As a Man | storm supplies for one
So there I was at a supermarket in Liguanea last Tuesday night, getting my storm supplies. It was a swift operation and, heading to the cashier, I looked down at the trolley I was pushing, at what I going to pay for and nearly burst into laughter.
It was so little - three small tins of mackerel, three tins of tuna, two packets of raw fish, a medium-size bottle of pineapple juice and a smaller fruit punch for now. That was it. I had oats and raisins at home, plus some bammy and a half pot of four-day-old cornmeal porridge in the fridge to heat up. Me nice!
Along with drinking water, that was all I needed to ride out a depression, a wave, or a storm (unless it has Gustav tendencies. That one was a brute.). A hurricane of categories three and up would require maybe a doubling of the quantities, but that was it.
I looked at the trolleys of other persons and thought 'save for the grace of the family having taken flight', It would have been a totally different matter. Not only would the purchases be in much larger proportions, but there would also be a more diverse range of items in the shopping cart. So, being alone with an impending 'breeze blow' was wonderful on the financial front.
Truthfully, it was also blissful on the security, because you don't have anyone to worry about but yourself. As a man, it is the most natural thing to do (even if it is not required), to be thinking of all sorts of things that could happen and inventing scenarios for emergency and escape. Of course, in all the scenarios you are the undisputed hero who saves the day through a combination of brain and brawn.
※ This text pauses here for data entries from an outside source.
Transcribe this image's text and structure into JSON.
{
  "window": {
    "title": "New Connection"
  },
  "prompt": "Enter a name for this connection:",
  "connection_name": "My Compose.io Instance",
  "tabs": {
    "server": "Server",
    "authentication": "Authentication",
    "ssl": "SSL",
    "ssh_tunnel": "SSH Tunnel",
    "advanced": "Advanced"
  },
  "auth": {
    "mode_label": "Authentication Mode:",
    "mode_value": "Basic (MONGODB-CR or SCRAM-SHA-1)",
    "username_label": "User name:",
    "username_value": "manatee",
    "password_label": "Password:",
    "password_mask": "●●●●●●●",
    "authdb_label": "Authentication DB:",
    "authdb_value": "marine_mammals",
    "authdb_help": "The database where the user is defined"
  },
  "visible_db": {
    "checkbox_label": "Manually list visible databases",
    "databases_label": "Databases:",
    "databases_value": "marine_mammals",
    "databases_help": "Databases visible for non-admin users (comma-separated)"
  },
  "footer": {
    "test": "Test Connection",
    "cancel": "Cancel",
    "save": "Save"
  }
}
On your own, you draw for a book and a blanket and wait. The rain comes, some wind comes, you shift under the blanket, smile and wait. Drop asleep, wake up and - nothing. A mild wind and trickles from the sky, but that is about it. You hiss your teeth and think well, at least I did not spend so much on food for the tempest.
That makes being solo in the storm that never came so much better than having stocked up for a big family. It is a hell of a lot of 'tinnas' to eat, because there are not many options. Speaking of which, there should be a return clause for tinned food purchased for storms that 'tun back' or turn away. Yes, we should be able to pack them all up and carry them back to the supermarket for our cash in exchange or even store credit.
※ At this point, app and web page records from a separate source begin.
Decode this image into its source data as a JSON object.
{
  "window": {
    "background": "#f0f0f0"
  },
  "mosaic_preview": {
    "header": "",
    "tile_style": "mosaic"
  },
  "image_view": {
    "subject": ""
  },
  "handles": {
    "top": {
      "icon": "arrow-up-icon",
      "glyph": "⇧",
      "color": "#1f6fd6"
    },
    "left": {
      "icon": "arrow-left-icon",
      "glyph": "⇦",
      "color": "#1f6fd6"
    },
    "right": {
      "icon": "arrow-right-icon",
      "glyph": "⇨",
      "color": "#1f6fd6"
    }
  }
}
Is a whole heap a dutty gal oonu haffi go eat off now y'nuh. Me and my three tins - cho, that done in two days.
Speaking of riding out the storm, there is one version of that you can't do solo. Wink, wink. Snicker, snicker. Just saying.